Taito has released an official iPhone version of Tomohiro Nishikado's 1978 arcade classic Space Invaders [link] through the iTunes App Store.
For those who may be unfamiliar with the game, we recommend that you close your browser window and go find a different website to read. Actually, that was a joke. Sort of...
Rated the top video game of all time by Guinness World Records, Space Invaders is the father of all 2D shooters. It was released in Japan by Taito in 1978 to such success that it caused a temporary national shortage of 100-yen coins. It was later licensed by Bally Midway and released in the United States. By 2007 the game had earned Taito $500 million in revenue. Space Invaders is the classic of classics.
As Wikipedia describes the game,
Space Invaders is a two-dimensional, fixed shooter game in which the player controls a laser cannon by moving it horizontally across the bottom of the screen and firing at aliens. The aim is to defeat five rows of eleven aliens—some versions feature different numbers—that move horizontally back and forth across the screen as they descend towards the bottom of the screen. The player defeats an alien, and earns points, by shooting it with the laser cannon. As more aliens are defeated, the aliens' movement and the game's heartbeat sound both speed up. Defeating the aliens brings another wave that is more difficult; a cycle which can continue indefinitely.

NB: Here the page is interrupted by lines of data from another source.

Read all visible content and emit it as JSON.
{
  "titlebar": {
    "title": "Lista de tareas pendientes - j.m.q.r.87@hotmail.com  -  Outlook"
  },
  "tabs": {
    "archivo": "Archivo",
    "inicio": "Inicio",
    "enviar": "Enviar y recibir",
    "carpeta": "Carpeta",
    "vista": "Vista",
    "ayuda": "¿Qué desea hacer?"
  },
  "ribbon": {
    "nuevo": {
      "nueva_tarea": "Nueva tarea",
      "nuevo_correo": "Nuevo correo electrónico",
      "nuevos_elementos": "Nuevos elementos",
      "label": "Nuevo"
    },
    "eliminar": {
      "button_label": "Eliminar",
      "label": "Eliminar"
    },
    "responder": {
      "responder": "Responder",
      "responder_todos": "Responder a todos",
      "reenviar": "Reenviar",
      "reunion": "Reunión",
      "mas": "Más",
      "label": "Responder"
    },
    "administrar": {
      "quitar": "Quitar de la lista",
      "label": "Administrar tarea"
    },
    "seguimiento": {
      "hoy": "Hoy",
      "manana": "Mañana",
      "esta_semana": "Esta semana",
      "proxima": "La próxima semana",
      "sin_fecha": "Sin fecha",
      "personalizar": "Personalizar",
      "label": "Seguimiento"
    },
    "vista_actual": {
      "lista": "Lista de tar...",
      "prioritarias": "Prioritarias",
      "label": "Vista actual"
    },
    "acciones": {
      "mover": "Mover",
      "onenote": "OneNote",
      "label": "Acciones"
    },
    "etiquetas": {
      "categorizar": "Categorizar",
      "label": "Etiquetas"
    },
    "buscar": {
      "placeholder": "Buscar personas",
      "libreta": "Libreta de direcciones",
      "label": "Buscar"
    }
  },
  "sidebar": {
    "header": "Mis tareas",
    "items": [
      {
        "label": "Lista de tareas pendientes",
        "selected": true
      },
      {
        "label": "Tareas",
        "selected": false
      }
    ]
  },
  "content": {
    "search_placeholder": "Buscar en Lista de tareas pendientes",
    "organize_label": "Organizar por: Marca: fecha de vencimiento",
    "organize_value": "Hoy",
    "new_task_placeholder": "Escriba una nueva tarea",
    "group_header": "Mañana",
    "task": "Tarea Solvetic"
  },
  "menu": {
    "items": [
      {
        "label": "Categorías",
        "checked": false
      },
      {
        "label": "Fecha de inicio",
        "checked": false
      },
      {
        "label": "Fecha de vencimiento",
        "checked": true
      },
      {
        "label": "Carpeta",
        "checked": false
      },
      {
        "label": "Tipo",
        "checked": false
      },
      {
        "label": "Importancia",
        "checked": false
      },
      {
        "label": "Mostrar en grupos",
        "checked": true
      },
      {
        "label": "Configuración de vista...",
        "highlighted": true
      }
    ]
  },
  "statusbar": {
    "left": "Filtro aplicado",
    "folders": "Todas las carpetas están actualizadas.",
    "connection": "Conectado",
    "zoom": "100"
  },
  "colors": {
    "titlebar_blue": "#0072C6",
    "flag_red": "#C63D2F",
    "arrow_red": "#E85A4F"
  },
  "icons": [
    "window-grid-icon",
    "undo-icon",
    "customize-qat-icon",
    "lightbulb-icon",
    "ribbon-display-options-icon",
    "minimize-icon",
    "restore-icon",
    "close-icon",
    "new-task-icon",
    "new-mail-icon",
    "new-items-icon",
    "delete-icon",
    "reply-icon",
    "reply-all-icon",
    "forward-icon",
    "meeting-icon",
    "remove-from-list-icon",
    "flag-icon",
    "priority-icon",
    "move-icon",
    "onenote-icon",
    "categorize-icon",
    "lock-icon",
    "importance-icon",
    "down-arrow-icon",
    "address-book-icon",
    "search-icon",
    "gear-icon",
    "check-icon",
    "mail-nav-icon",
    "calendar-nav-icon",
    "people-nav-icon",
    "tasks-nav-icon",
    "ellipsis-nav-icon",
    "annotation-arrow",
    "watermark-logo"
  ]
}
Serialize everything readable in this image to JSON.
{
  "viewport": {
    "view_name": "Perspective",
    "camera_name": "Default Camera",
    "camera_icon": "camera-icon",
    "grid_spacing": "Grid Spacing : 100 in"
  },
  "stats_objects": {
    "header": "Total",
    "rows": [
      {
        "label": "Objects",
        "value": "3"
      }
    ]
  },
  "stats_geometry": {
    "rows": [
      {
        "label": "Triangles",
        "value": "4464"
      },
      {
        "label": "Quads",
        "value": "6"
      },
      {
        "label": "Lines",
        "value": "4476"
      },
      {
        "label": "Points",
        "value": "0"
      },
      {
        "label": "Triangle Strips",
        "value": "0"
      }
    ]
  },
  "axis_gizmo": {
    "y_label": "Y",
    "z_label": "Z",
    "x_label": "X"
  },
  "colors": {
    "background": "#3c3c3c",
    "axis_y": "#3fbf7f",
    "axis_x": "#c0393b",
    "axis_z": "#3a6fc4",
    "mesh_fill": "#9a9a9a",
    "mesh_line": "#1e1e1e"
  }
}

The aliens attempt to destroy the cannon by firing at it while they are approaching the bottom of the screen. If they reach the bottom, the alien invasion is successful and the game ends. A special "mystery ship" will sometimes move across the top of the screen and will award bonus points if destroyed. The laser cannon is partially protected by several stationary defense bunkers—the number varies by version—that are gradually destroyed by alien fire.
The iPhone version exactly duplicates the gameplay of the arcade original. Originally a monochrome game, Space Invaders received a number of mild graphical upgrades through its life--all are represented in this version: true monochrome, "color" by way of a simulation of the cellophane overlay that first brought color to the game in the arcades, actual color, and a planetscape background (that in the arcade was achieved via mirrored display and cardboard backsheet). The game board is a pixel perfect representation of the arcade display and, being of a lower resolution than the iPhone's screen, is surrounded by a dark frame with a control board at the bottom of the screen. Graphics can be magnified to 120% and 140% for easier viewing.

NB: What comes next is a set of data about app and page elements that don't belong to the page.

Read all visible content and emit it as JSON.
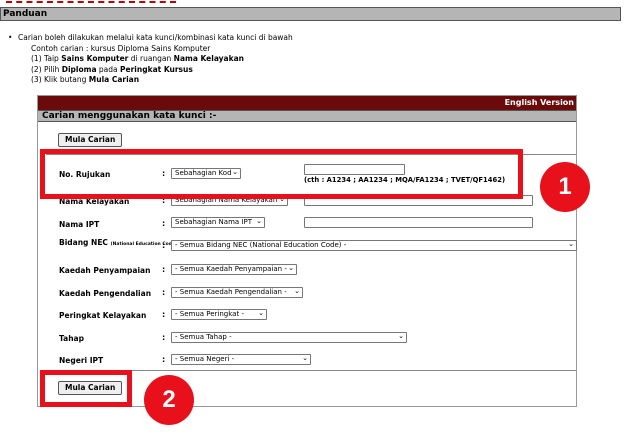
{
  "panduan": {
    "title": "Panduan",
    "bullet": "Carian boleh dilakukan melalui kata kunci/kombinasi kata kunci di bawah",
    "example": "Contoh carian : kursus Diploma Sains Komputer",
    "steps": [
      {
        "pre": "(1) Taip ",
        "b1": "Sains Komputer",
        "mid": " di ruangan ",
        "b2": "Nama Kelayakan"
      },
      {
        "pre": "(2) Pilih ",
        "b1": "Diploma",
        "mid": " pada ",
        "b2": "Peringkat Kursus"
      },
      {
        "pre": "(3) Klik butang ",
        "b1": "Mula Carian",
        "mid": "",
        "b2": ""
      }
    ]
  },
  "form": {
    "english_version": "English Version",
    "header": "Carian menggunakan kata kunci :-",
    "search_button": "Mula Carian",
    "colon": ":",
    "fields": [
      {
        "label": "No. Rujukan",
        "select": "Sebahagian Kod",
        "has_text": true,
        "text_value": ""
      },
      {
        "label": "Nama Kelayakan",
        "select": "Sebahagian Nama Kelayakan",
        "has_text": true,
        "text_value": ""
      },
      {
        "label": "Nama IPT",
        "select": "Sebahagian Nama IPT",
        "has_text": true,
        "text_value": ""
      },
      {
        "label": "Bidang NEC",
        "label_small": "(National Education Code)",
        "select": "- Semua Bidang NEC (National Education Code) -"
      },
      {
        "label": "Kaedah Penyampaian",
        "select": "- Semua Kaedah Penyampaian -"
      },
      {
        "label": "Kaedah Pengendalian",
        "select": "- Semua Kaedah Pengendalian -"
      },
      {
        "label": "Peringkat Kelayakan",
        "select": "- Semua Peringkat -"
      },
      {
        "label": "Tahap",
        "select": "- Semua Tahap -"
      },
      {
        "label": "Negeri IPT",
        "select": "- Semua Negeri -"
      }
    ],
    "rujukan_hint": "(cth : A1234 ; AA1234 ; MQA/FA1234 ; TVET/QF1462)"
  },
  "annotations": {
    "badge_1": "1",
    "badge_2": "2",
    "highlight_color": "#e8101b"
  },
  "icons": {
    "dropdown": "chevron-down-icon"
  }
}
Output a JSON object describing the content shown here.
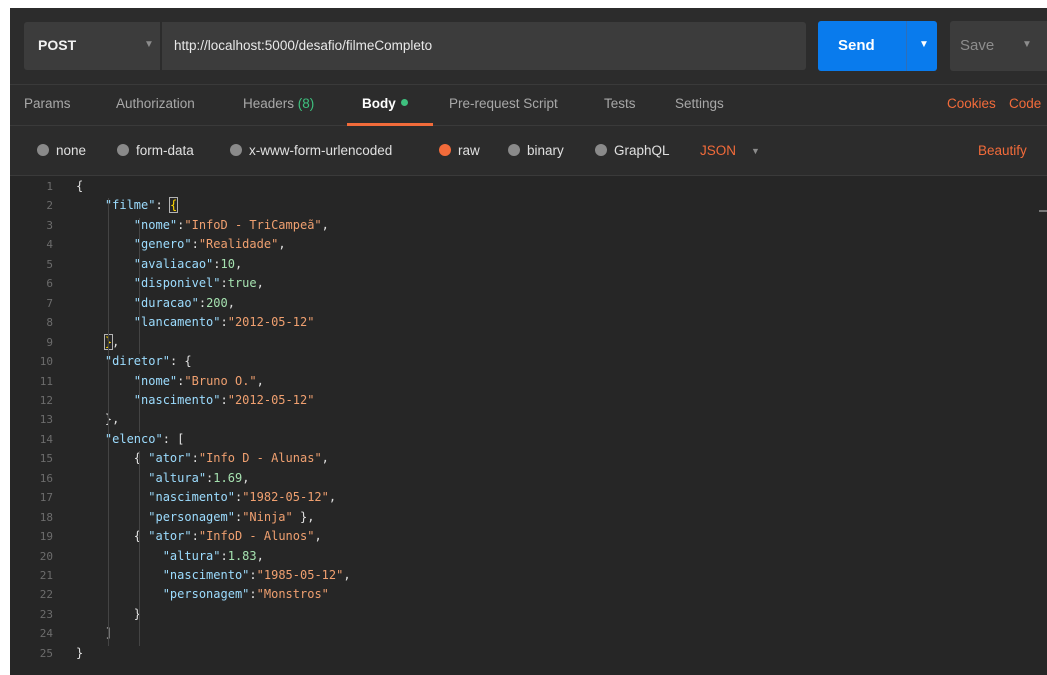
{
  "request": {
    "method": "POST",
    "url": "http://localhost:5000/desafio/filmeCompleto",
    "send_label": "Send",
    "save_label": "Save"
  },
  "tabs": [
    {
      "label": "Params"
    },
    {
      "label": "Authorization"
    },
    {
      "label": "Headers",
      "count": "(8)"
    },
    {
      "label": "Body",
      "active": true
    },
    {
      "label": "Pre-request Script"
    },
    {
      "label": "Tests"
    },
    {
      "label": "Settings"
    }
  ],
  "right_links": {
    "cookies": "Cookies",
    "code": "Code"
  },
  "body_types": [
    {
      "label": "none"
    },
    {
      "label": "form-data"
    },
    {
      "label": "x-www-form-urlencoded"
    },
    {
      "label": "raw",
      "selected": true
    },
    {
      "label": "binary"
    },
    {
      "label": "GraphQL"
    }
  ],
  "format_select": "JSON",
  "beautify_label": "Beautify",
  "editor": {
    "line_numbers": [
      "1",
      "2",
      "3",
      "4",
      "5",
      "6",
      "7",
      "8",
      "9",
      "10",
      "11",
      "12",
      "13",
      "14",
      "15",
      "16",
      "17",
      "18",
      "19",
      "20",
      "21",
      "22",
      "23",
      "24",
      "25"
    ],
    "lines": [
      "{",
      "    \"filme\": {",
      "        \"nome\":\"InfoD - TriCampeã\",",
      "        \"genero\":\"Realidade\",",
      "        \"avaliacao\":10,",
      "        \"disponivel\":true,",
      "        \"duracao\":200,",
      "        \"lancamento\":\"2012-05-12\"",
      "    },",
      "    \"diretor\": {",
      "        \"nome\":\"Bruno O.\",",
      "        \"nascimento\":\"2012-05-12\"",
      "    },",
      "    \"elenco\": [",
      "        { \"ator\":\"Info D - Alunas\",",
      "          \"altura\":1.69,",
      "          \"nascimento\":\"1982-05-12\",",
      "          \"personagem\":\"Ninja\" },",
      "        { \"ator\":\"InfoD - Alunos\",",
      "            \"altura\":1.83,",
      "            \"nascimento\":\"1985-05-12\",",
      "            \"personagem\":\"Monstros\"",
      "        }",
      "    ]",
      "}"
    ]
  },
  "colors": {
    "accent": "#f26b3a",
    "send": "#097bed",
    "key": "#9cdcfe",
    "string": "#f0a070",
    "number": "#a6e2b0",
    "status_green": "#3ec07e"
  },
  "icons": {
    "method_caret": "chevron-down-icon",
    "send_caret": "chevron-down-icon",
    "save_caret": "chevron-down-icon"
  }
}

The game features an on-screen fire button with three options for controlling the laser cannon: left / right buttons that can be tapped, a control stick that can be "dragged," and tilt control utilizing the iPhone's accelerometers.
Several additional touches have been rolled into the iPhone version. A Help section discusses the controls, how to play, and various tips and techniques used by the pros. A Secret Files section contains photos of early promotional fliers, original character pencil sketches, even sections of the game's assembly language source listing.
It's great to see an official version of this classic come to the iPhone--but readers should be aware: this is Space Invaders. From 1978. It is in every way a retro title for the retro afficionado or for the gamer interested in experiencing an exact replica of a game that played so major a role in turning video games from a curiosity into a global industry. Gamers not meeting this description will likely find Space Invaders to be overly simplistic and outdone by most of its clones in the App Store such as Space Out [link], Monsties [link], Alien Swarm [link], etc.